Problem to solve → Here are some records; return them all exactly.

[Input for this task — start]

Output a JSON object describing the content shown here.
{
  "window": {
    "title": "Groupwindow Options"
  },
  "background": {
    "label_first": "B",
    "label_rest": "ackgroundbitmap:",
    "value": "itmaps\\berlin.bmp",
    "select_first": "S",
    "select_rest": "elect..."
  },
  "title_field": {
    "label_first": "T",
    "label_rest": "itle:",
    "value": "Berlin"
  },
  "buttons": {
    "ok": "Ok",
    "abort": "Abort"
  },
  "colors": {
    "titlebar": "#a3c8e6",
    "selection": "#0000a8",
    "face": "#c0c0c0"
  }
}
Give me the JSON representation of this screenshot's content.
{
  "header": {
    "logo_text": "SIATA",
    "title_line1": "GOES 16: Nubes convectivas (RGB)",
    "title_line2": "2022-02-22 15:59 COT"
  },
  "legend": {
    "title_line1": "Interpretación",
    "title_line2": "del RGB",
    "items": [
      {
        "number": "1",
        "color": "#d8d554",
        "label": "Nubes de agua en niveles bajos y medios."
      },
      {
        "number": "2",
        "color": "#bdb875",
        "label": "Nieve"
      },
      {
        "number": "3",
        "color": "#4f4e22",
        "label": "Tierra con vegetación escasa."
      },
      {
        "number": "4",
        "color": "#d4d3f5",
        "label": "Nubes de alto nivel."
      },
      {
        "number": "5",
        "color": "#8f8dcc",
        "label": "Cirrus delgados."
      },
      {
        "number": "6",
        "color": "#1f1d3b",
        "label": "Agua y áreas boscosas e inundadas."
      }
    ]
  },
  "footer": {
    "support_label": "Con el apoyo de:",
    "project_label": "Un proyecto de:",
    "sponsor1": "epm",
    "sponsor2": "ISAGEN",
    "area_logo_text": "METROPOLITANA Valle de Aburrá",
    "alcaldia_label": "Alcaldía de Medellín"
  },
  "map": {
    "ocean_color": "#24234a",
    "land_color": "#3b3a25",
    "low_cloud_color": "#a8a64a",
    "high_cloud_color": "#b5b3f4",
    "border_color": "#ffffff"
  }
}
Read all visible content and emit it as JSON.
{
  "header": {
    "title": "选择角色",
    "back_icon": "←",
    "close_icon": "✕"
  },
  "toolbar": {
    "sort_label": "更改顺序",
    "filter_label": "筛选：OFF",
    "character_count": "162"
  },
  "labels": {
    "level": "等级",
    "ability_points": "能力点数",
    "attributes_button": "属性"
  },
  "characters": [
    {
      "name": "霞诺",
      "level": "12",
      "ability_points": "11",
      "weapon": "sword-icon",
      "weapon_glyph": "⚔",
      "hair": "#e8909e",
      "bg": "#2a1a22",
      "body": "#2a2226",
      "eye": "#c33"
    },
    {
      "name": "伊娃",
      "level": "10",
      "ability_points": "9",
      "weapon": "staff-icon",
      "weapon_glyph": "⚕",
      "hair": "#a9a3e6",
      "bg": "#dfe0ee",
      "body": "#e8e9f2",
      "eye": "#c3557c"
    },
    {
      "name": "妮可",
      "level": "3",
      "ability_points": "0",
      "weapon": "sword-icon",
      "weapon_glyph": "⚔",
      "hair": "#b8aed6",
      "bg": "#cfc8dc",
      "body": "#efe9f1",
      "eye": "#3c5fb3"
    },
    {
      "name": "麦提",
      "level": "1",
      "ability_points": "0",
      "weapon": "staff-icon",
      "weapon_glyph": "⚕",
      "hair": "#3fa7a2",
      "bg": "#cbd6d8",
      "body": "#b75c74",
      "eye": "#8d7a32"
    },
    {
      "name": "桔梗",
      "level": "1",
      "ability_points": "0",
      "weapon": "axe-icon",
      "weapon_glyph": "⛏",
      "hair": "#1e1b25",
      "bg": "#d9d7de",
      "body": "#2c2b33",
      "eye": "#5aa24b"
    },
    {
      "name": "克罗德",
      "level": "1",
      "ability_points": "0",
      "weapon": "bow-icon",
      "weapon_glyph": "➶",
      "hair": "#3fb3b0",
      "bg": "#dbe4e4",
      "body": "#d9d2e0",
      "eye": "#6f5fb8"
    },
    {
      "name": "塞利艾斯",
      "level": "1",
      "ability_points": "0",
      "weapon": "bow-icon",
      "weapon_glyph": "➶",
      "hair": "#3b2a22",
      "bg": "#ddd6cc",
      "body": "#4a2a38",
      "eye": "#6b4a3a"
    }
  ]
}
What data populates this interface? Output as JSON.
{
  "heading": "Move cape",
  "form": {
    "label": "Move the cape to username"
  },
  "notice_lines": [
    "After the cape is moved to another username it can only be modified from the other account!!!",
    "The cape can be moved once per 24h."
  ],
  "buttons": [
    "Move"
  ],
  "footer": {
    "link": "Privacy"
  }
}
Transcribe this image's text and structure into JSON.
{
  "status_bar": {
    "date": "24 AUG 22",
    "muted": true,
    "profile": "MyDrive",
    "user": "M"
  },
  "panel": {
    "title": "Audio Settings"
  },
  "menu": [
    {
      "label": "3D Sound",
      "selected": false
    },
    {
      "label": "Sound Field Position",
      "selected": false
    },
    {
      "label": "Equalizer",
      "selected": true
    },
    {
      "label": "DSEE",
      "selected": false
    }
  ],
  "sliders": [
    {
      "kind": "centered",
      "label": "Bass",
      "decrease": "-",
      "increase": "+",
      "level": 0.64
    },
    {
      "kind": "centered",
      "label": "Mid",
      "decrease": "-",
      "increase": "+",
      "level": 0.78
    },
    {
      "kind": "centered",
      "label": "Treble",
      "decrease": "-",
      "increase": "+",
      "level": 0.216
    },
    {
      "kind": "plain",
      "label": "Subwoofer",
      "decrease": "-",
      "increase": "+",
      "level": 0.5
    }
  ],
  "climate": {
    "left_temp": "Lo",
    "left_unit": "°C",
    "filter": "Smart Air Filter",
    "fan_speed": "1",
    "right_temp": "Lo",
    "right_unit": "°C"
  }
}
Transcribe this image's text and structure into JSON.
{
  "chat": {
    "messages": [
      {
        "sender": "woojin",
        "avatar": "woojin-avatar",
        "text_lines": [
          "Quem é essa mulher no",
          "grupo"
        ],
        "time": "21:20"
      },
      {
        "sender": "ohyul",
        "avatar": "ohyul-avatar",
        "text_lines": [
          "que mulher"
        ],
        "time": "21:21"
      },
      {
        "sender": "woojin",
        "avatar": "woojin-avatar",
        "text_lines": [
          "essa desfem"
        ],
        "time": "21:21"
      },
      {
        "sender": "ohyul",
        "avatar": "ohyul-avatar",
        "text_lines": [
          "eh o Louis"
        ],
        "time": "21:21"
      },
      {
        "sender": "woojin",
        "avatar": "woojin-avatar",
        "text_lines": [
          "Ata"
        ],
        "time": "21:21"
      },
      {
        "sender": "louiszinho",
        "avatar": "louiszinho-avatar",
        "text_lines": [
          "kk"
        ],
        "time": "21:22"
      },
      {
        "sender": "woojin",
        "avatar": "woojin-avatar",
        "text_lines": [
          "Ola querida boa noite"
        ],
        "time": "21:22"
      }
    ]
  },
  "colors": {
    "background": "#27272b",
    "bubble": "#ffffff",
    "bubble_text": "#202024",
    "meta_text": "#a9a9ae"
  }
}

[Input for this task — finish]

Solution to this problem →
Output a JSON object describing the content shown here.
{
  "window": {
    "title": "Groupwindow Options"
  },
  "background": {
    "label_first": "B",
    "label_rest": "ackgroundbitmap:",
    "value": "itmaps\\berlin.bmp",
    "select_first": "S",
    "select_rest": "elect..."
  },
  "title_field": {
    "label_first": "T",
    "label_rest": "itle:",
    "value": "Berlin"
  },
  "buttons": {
    "ok": "Ok",
    "abort": "Abort"
  },
  "colors": {
    "titlebar": "#a3c8e6",
    "selection": "#0000a8",
    "face": "#c0c0c0"
  }
}
Give me the JSON representation of this screenshot's content.
{
  "header": {
    "logo_text": "SIATA",
    "title_line1": "GOES 16: Nubes convectivas (RGB)",
    "title_line2": "2022-02-22 15:59 COT"
  },
  "legend": {
    "title_line1": "Interpretación",
    "title_line2": "del RGB",
    "items": [
      {
        "number": "1",
        "color": "#d8d554",
        "label": "Nubes de agua en niveles bajos y medios."
      },
      {
        "number": "2",
        "color": "#bdb875",
        "label": "Nieve"
      },
      {
        "number": "3",
        "color": "#4f4e22",
        "label": "Tierra con vegetación escasa."
      },
      {
        "number": "4",
        "color": "#d4d3f5",
        "label": "Nubes de alto nivel."
      },
      {
        "number": "5",
        "color": "#8f8dcc",
        "label": "Cirrus delgados."
      },
      {
        "number": "6",
        "color": "#1f1d3b",
        "label": "Agua y áreas boscosas e inundadas."
      }
    ]
  },
  "footer": {
    "support_label": "Con el apoyo de:",
    "project_label": "Un proyecto de:",
    "sponsor1": "epm",
    "sponsor2": "ISAGEN",
    "area_logo_text": "METROPOLITANA Valle de Aburrá",
    "alcaldia_label": "Alcaldía de Medellín"
  },
  "map": {
    "ocean_color": "#24234a",
    "land_color": "#3b3a25",
    "low_cloud_color": "#a8a64a",
    "high_cloud_color": "#b5b3f4",
    "border_color": "#ffffff"
  }
}
Read all visible content and emit it as JSON.
{
  "header": {
    "title": "选择角色",
    "back_icon": "←",
    "close_icon": "✕"
  },
  "toolbar": {
    "sort_label": "更改顺序",
    "filter_label": "筛选：OFF",
    "character_count": "162"
  },
  "labels": {
    "level": "等级",
    "ability_points": "能力点数",
    "attributes_button": "属性"
  },
  "characters": [
    {
      "name": "霞诺",
      "level": "12",
      "ability_points": "11",
      "weapon": "sword-icon",
      "weapon_glyph": "⚔",
      "hair": "#e8909e",
      "bg": "#2a1a22",
      "body": "#2a2226",
      "eye": "#c33"
    },
    {
      "name": "伊娃",
      "level": "10",
      "ability_points": "9",
      "weapon": "staff-icon",
      "weapon_glyph": "⚕",
      "hair": "#a9a3e6",
      "bg": "#dfe0ee",
      "body": "#e8e9f2",
      "eye": "#c3557c"
    },
    {
      "name": "妮可",
      "level": "3",
      "ability_points": "0",
      "weapon": "sword-icon",
      "weapon_glyph": "⚔",
      "hair": "#b8aed6",
      "bg": "#cfc8dc",
      "body": "#efe9f1",
      "eye": "#3c5fb3"
    },
    {
      "name": "麦提",
      "level": "1",
      "ability_points": "0",
      "weapon": "staff-icon",
      "weapon_glyph": "⚕",
      "hair": "#3fa7a2",
      "bg": "#cbd6d8",
      "body": "#b75c74",
      "eye": "#8d7a32"
    },
    {
      "name": "桔梗",
      "level": "1",
      "ability_points": "0",
      "weapon": "axe-icon",
      "weapon_glyph": "⛏",
      "hair": "#1e1b25",
      "bg": "#d9d7de",
      "body": "#2c2b33",
      "eye": "#5aa24b"
    },
    {
      "name": "克罗德",
      "level": "1",
      "ability_points": "0",
      "weapon": "bow-icon",
      "weapon_glyph": "➶",
      "hair": "#3fb3b0",
      "bg": "#dbe4e4",
      "body": "#d9d2e0",
      "eye": "#6f5fb8"
    },
    {
      "name": "塞利艾斯",
      "level": "1",
      "ability_points": "0",
      "weapon": "bow-icon",
      "weapon_glyph": "➶",
      "hair": "#3b2a22",
      "bg": "#ddd6cc",
      "body": "#4a2a38",
      "eye": "#6b4a3a"
    }
  ]
}
What data populates this interface? Output as JSON.
{
  "heading": "Move cape",
  "form": {
    "label": "Move the cape to username"
  },
  "notice_lines": [
    "After the cape is moved to another username it can only be modified from the other account!!!",
    "The cape can be moved once per 24h."
  ],
  "buttons": [
    "Move"
  ],
  "footer": {
    "link": "Privacy"
  }
}
Transcribe this image's text and structure into JSON.
{
  "status_bar": {
    "date": "24 AUG 22",
    "muted": true,
    "profile": "MyDrive",
    "user": "M"
  },
  "panel": {
    "title": "Audio Settings"
  },
  "menu": [
    {
      "label": "3D Sound",
      "selected": false
    },
    {
      "label": "Sound Field Position",
      "selected": false
    },
    {
      "label": "Equalizer",
      "selected": true
    },
    {
      "label": "DSEE",
      "selected": false
    }
  ],
  "sliders": [
    {
      "kind": "centered",
      "label": "Bass",
      "decrease": "-",
      "increase": "+",
      "level": 0.64
    },
    {
      "kind": "centered",
      "label": "Mid",
      "decrease": "-",
      "increase": "+",
      "level": 0.78
    },
    {
      "kind": "centered",
      "label": "Treble",
      "decrease": "-",
      "increase": "+",
      "level": 0.216
    },
    {
      "kind": "plain",
      "label": "Subwoofer",
      "decrease": "-",
      "increase": "+",
      "level": 0.5
    }
  ],
  "climate": {
    "left_temp": "Lo",
    "left_unit": "°C",
    "filter": "Smart Air Filter",
    "fan_speed": "1",
    "right_temp": "Lo",
    "right_unit": "°C"
  }
}
Transcribe this image's text and structure into JSON.
{
  "chat": {
    "messages": [
      {
        "sender": "woojin",
        "avatar": "woojin-avatar",
        "text_lines": [
          "Quem é essa mulher no",
          "grupo"
        ],
        "time": "21:20"
      },
      {
        "sender": "ohyul",
        "avatar": "ohyul-avatar",
        "text_lines": [
          "que mulher"
        ],
        "time": "21:21"
      },
      {
        "sender": "woojin",
        "avatar": "woojin-avatar",
        "text_lines": [
          "essa desfem"
        ],
        "time": "21:21"
      },
      {
        "sender": "ohyul",
        "avatar": "ohyul-avatar",
        "text_lines": [
          "eh o Louis"
        ],
        "time": "21:21"
      },
      {
        "sender": "woojin",
        "avatar": "woojin-avatar",
        "text_lines": [
          "Ata"
        ],
        "time": "21:21"
      },
      {
        "sender": "louiszinho",
        "avatar": "louiszinho-avatar",
        "text_lines": [
          "kk"
        ],
        "time": "21:22"
      },
      {
        "sender": "woojin",
        "avatar": "woojin-avatar",
        "text_lines": [
          "Ola querida boa noite"
        ],
        "time": "21:22"
      }
    ]
  },
  "colors": {
    "background": "#27272b",
    "bubble": "#ffffff",
    "bubble_text": "#202024",
    "meta_text": "#a9a9ae"
  }
}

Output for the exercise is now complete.